Horses have been falling ill recently in Iceland, Skessuhorn reports. According to Kristín Þórhallsdóttir, a veterinary physician in Laugaland, Borgarfjörður, the nature of the disease has not been determined and therefore no statement has been made yet by the The Icelandic Food and Veterinary Authority.
Kristín says the illness that’s making the rounds in stables across the country is characterised by a general sickliness and a lack of appetite in the horses. In most cases the symptoms are manageable and pass in around three days without special treatment. Some horses, however, come down with high fever and are visibly unwell. In such cases Kristín recommends the horses be taken in for treatment at the nearest veterinary hospital.
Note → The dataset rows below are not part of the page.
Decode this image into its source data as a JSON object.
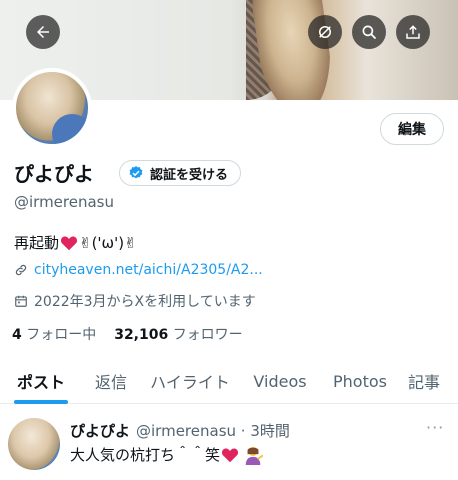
{
  "header": {
    "back_icon": "arrow-left-icon",
    "mute_icon": "slash-circle-icon",
    "search_icon": "search-icon",
    "share_icon": "share-icon"
  },
  "profile": {
    "edit_label": "編集",
    "name": "ぴよぴよ",
    "verify_label": "認証を受ける",
    "handle": "@irmerenasu",
    "bio_prefix": "再起動",
    "bio_suffix": "✌('ω')✌",
    "link": "cityheaven.net/aichi/A2305/A2...",
    "joined": "2022年3月からXを利用しています",
    "following_count": "4",
    "following_label": "フォロー中",
    "followers_count": "32,106",
    "followers_label": "フォロワー"
  },
  "tabs": [
    "ポスト",
    "返信",
    "ハイライト",
    "Videos",
    "Photos",
    "記事"
  ],
  "tweet": {
    "name": "ぴよぴよ",
    "meta": "@irmerenasu · 3時間",
    "text": "大人気の杭打ち＾＾笑",
    "more": "···"
  },
  "colors": {
    "accent": "#1d9bf0",
    "heart": "#e0245e",
    "verify_badge": "#1d9bf0"
  }
}
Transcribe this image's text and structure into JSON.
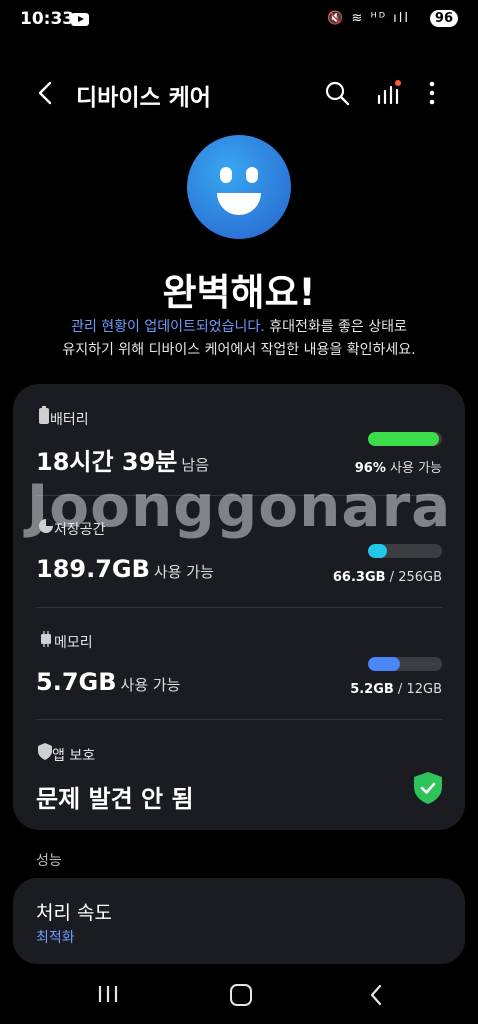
{
  "status_bar": {
    "time": "10:33",
    "icons": "🔇 ≋ ᴴᴰ ıll",
    "battery": "96"
  },
  "header": {
    "title": "디바이스 케어"
  },
  "hero": {
    "headline": "완벽해요!",
    "desc_link": "관리 현황이 업데이트되었습니다.",
    "desc_rest1": " 휴대전화를 좋은 상태로",
    "desc_rest2": "유지하기 위해 디바이스 케어에서 작업한 내용을 확인하세요."
  },
  "watermark": "Joonggonara",
  "battery": {
    "label": "배터리",
    "value": "18시간 39분",
    "suffix": "남음",
    "right_value": "96%",
    "right_suffix": "사용 가능",
    "fill": 0.96,
    "color": "#3ddc4b"
  },
  "storage": {
    "label": "저장공간",
    "value": "189.7GB",
    "suffix": "사용 가능",
    "used": "66.3GB",
    "total": "256GB",
    "fill": 0.26,
    "color": "#22c8e6"
  },
  "memory": {
    "label": "메모리",
    "value": "5.7GB",
    "suffix": "사용 가능",
    "used": "5.2GB",
    "total": "12GB",
    "fill": 0.43,
    "color": "#4a86f5"
  },
  "app_protection": {
    "label": "앱 보호",
    "value": "문제 발견 안 됨"
  },
  "performance": {
    "section": "성능",
    "title": "처리 속도",
    "status": "최적화"
  }
}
“If their temperature goes over 38.5 degrees celsius, a vet should be consulted. Most of the sick horses we’ve encountered have low appetite and are a little down, but they don’t have a fever,” Kristín says. “Those animals who are sicker than the average horse have been given antibiotics and painkillers, but while we don’t know if they’re dealing with bacterial- or viral infections we’re not sure if antibiotics are of any help.”
Furthermore, Kristín says it’s very different how many horses in a given group will fall ill. In some stables all of the animals are infected, but in others only one horse will come down with something. Kristín hasn’t heard of any deaths related to the mysterious illness and expects that samples taken from sick animals will have been fully diagnosed by the end of this week.